CONSUMERS and workers' organisations have vowed to resist plans by government to introduce urban tollgates, saying this would burden the already suffering workers, as the cost will be passed on to ordinary people.
Transport and Infrastructural Development minister, Obert Mpofu announced recently that government was considering the introduction of tollgates in urban centres to raise money to finance infrastructural development, decongest the centres and reduce carbon emissions.
The country's largest labour body, the Zimbabwe Congress of Trade Unions (ZCTU) last week vowed to oppose the proposal.
ZCTU secretary-general, Japhet Moyo advised the transport ministry to abandon the move and concentrate on repairing roads that are in a dismal state.
He said the tollgates were not the best solution to decongest the urban areas as purported the ministry.
Moyo said, while the system may work in the developed world, it would not work in Zimbabwe, "except to increase the cost of transport for urban dwellers".
The labour body accused the ministry's planning department of sleeping on duty for several years.
"ZCTU vehemently opposes this move and believes this will greatly inconvenience not only the motoring public, but also workers, as this would further increase the cost of transport for the already hard-hit Zimbabweans," said Moyo.
He added: "Already, a lot of money is being paid through licences and other charges and tollgates in urban areas would worsen the plight of people; ideally, the department should have been planning future roads, free-ways and by-ways in anticipation of increased traffic."
The Consumer Council of Zimbabwe (CCZ) also condemned the idea, adding that it was coming too soon when government has projects of a similar nature that were still to be completed.
The council said it was surprising that the Zimbabwe National Road Authority (Zinara) was coming up with this proposal when it has barely completed work on various tollgates on the country's major highways.
Motorists around the country are complaining that they have not enjoyed the benefits of the current tolling system, as the roads are still littered with pot-holes that damage their vehicles.
They suspect some of the money could be ending up in pockets of some corrupt government officials.
"Tollgates, everywhere they are stationed in the country, tend to stimulate congestion," said CCZ in a statement. "Service is slow, causing traffic congestion to build around them. A plan then to introduce additional tollgates in urban areas when the inefficiencies prevalent with the existing tollgate system have not been dealt with, is a recipe for disaster, which will simply abet more congestion, particularly in major cities such as Harare."

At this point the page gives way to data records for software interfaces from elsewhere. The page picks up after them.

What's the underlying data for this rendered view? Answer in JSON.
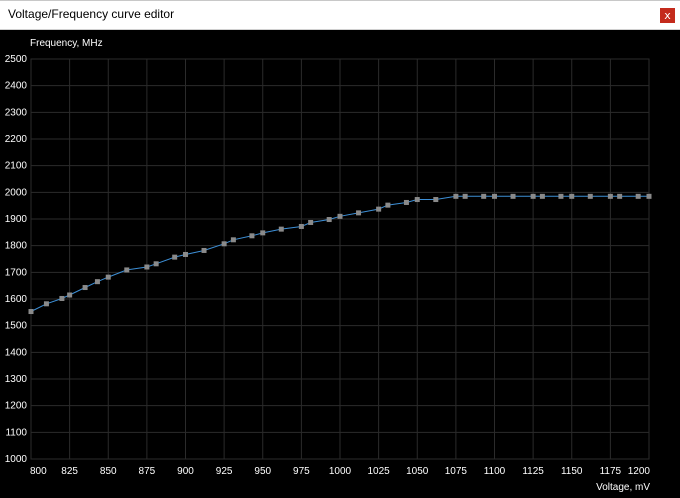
{
  "window": {
    "title": "Voltage/Frequency curve editor",
    "close_icon": "close-icon",
    "close_label": "x"
  },
  "colors": {
    "background": "#000000",
    "grid": "#2b2b2b",
    "curve": "#3d8fd6",
    "points": "#8a8a8a",
    "text": "#ffffff",
    "close_button": "#c42b1c"
  },
  "chart_data": {
    "type": "line",
    "ylabel": "Frequency, MHz",
    "xlabel": "Voltage, mV",
    "xlim": [
      800,
      1200
    ],
    "ylim": [
      1000,
      2500
    ],
    "grid": true,
    "x_ticks": [
      "800",
      "825",
      "850",
      "875",
      "900",
      "925",
      "950",
      "975",
      "1000",
      "1025",
      "1050",
      "1075",
      "1100",
      "1125",
      "1150",
      "1175",
      "1200"
    ],
    "y_ticks": [
      "1000",
      "1100",
      "1200",
      "1300",
      "1400",
      "1500",
      "1600",
      "1700",
      "1800",
      "1900",
      "2000",
      "2100",
      "2200",
      "2300",
      "2400",
      "2500"
    ],
    "series": [
      {
        "x": [
          800,
          810,
          820,
          825,
          835,
          843,
          850,
          862,
          875,
          881,
          893,
          900,
          912,
          925,
          931,
          943,
          950,
          962,
          975,
          981,
          993,
          1000,
          1012,
          1025,
          1031,
          1043,
          1050,
          1062,
          1075,
          1081,
          1093,
          1100,
          1112,
          1125,
          1131,
          1143,
          1150,
          1162,
          1175,
          1181,
          1193,
          1200
        ],
        "y": [
          1553,
          1582,
          1602,
          1615,
          1643,
          1665,
          1682,
          1709,
          1720,
          1732,
          1757,
          1767,
          1782,
          1807,
          1822,
          1837,
          1848,
          1862,
          1872,
          1887,
          1898,
          1910,
          1923,
          1937,
          1952,
          1962,
          1973,
          1973,
          1985,
          1985,
          1985,
          1985,
          1985,
          1985,
          1985,
          1985,
          1985,
          1985,
          1985,
          1985,
          1985,
          1985
        ]
      }
    ]
  }
}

The CCZ suggested that government and Harare City Council should address the problem of commuter omnibuses in the central business district (CBD) before the urban tolling system can be introduced.
"The use of the conventional, mass bus system, similar to major metropolises around the world, is in our view, a more permanent solution towards decongesting the city," said the CCZ.
Motorists in Harare expressed dismay at the planned introduction of urban tollgates, saying this would create congestion in and around the city.
One motorist, Memory Mavengere said the introduction of urban tollgates was "a non-starter", as congestion has become a problem along major highways where tollgates were erected.
"Already, they are failing to decongest the CBD before the introduction, I am not sure if they will be able to curb congestion after the tollgates," she said.
Said Emmanuel Kairezi: "Most [motorists] of them are low-income earners driving ex-Japanese vehicles and this will be a tough ride for them as they will be forced to part with their few hard-earned dollars. I believe it will be a good initiative after our economy has stabilised."
Commuter omnibus driver plying the City/Marlborough route, Gift Kasambwa said the introduction of tollgates would result in fare hikes for the hard-pressed commuters.